Advice on the issue of whether to “Buy Now Pay Later:”
Your credit health is very important; and with a poor/bad credit record and blacklistings; many doors for financial assistance, loans, opening accounts, credit cards, study or employment will simply close in your face.
You need to keep a good credit record. Look at these statistics.
- There are 19.35 million credit-active South Africans.
- About 15% of them have judgements or administrative orders against their names.
- In December 2016; 37784 judgements were granted countrywide against SA Citizens in the Courts throughout the RSA.
- The total Judgments for 2016 in the RSA against consumers was 527467. That is over Half a Million!
- Of the more than 19 million credit active people mentioned in 1 above; 8.9 million are more than 3 months in arrears on their credit payments.
Those are scary figures!
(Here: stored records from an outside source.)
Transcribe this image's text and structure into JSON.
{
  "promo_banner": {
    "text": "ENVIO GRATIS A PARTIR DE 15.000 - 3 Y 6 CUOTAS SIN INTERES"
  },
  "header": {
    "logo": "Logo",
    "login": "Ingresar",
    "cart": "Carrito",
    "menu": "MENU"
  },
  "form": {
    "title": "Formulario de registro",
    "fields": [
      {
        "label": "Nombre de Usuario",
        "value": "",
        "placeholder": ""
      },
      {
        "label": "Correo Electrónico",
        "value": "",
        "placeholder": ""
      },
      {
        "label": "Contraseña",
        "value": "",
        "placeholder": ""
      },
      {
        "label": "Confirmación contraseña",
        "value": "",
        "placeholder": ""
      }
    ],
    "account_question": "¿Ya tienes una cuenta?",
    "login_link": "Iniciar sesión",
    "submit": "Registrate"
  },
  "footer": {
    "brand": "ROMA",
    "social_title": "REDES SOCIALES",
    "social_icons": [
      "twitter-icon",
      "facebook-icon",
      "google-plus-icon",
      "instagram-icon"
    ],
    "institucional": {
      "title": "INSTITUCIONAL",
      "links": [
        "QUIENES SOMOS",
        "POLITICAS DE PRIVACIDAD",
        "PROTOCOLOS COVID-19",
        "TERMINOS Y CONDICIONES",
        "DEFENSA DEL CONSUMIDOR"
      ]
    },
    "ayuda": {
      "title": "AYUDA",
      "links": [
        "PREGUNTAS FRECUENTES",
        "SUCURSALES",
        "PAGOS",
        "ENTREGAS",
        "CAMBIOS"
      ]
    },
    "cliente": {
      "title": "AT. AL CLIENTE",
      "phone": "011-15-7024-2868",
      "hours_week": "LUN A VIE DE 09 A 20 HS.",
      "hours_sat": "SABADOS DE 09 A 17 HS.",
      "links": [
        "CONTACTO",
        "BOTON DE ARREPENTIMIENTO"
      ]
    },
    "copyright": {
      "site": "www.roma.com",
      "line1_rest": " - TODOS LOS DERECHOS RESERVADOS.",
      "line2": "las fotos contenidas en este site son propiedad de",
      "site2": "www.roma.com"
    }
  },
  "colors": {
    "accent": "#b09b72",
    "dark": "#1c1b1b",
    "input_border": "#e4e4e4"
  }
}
Debt, in general, is not being paid off fast enough and the rising cost of living is playing a significant role in this issue.
One of the easiest ways to get into unmanageable debt is to spend up a storm on store cards and credit cards. If you always adopt a “ buy now, pay later” attitude; you will soon learn that when it gets to the “later”, you could well find that you are having to spend almost your entire monthly income repaying expenses that you have incurred in earlier months. Store cards and credit cards become a problem when they can end up covering expenses that you should be budgeting for every month. If you can’t afford to feed or clothe yourself and your family on your income, you should really be cutting back elsewhere, not going into further debt each month. Be very wary of taking on too much credit at a number of different stores and banks as you may lose track of the total debt that you have now accumulated. When this happens the seemingly insignificant repayments quickly add up and you end up spending too much of your monthly salary just servicing debt. This is when you start to default and this rapidly escalates and your debt spirals out of control.
There are a few things that you can do to get your financial situation under control.
- Communicate with your creditors and if you can work out with them an alternative agreed repayment plan.
- Look at all your credit and store card accounts and work out which is costing you the most in interest each month. Do your best to settle the most expensive first. You could even approach your bank for a loan to pay back all your store card debts so that all your debt is at one institution with affordable repayments. This process is known as consolidation of debt.
- Once you have repaid your debt in full; do NOT be tempted to take on new debt and have to repeat this stressful process.
We trust you find these tips helpful.
The Legal Advice Office Team.